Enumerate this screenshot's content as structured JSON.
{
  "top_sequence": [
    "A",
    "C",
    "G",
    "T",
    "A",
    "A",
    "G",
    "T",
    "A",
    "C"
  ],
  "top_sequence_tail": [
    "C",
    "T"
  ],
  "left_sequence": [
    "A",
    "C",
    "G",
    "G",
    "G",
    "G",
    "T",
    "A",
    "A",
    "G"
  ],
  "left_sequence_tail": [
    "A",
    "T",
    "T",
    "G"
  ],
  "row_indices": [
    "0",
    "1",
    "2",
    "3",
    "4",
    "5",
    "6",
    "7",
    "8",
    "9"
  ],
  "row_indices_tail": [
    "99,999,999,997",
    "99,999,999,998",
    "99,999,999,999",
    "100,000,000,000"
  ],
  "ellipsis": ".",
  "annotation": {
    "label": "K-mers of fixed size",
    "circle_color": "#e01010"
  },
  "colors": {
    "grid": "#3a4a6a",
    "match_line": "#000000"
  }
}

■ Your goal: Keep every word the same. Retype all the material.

■ Exercise answer:
Enumerate this screenshot's content as structured JSON.
{
  "top_sequence": [
    "A",
    "C",
    "G",
    "T",
    "A",
    "A",
    "G",
    "T",
    "A",
    "C"
  ],
  "top_sequence_tail": [
    "C",
    "T"
  ],
  "left_sequence": [
    "A",
    "C",
    "G",
    "G",
    "G",
    "G",
    "T",
    "A",
    "A",
    "G"
  ],
  "left_sequence_tail": [
    "A",
    "T",
    "T",
    "G"
  ],
  "row_indices": [
    "0",
    "1",
    "2",
    "3",
    "4",
    "5",
    "6",
    "7",
    "8",
    "9"
  ],
  "row_indices_tail": [
    "99,999,999,997",
    "99,999,999,998",
    "99,999,999,999",
    "100,000,000,000"
  ],
  "ellipsis": ".",
  "annotation": {
    "label": "K-mers of fixed size",
    "circle_color": "#e01010"
  },
  "colors": {
    "grid": "#3a4a6a",
    "match_line": "#000000"
  }
}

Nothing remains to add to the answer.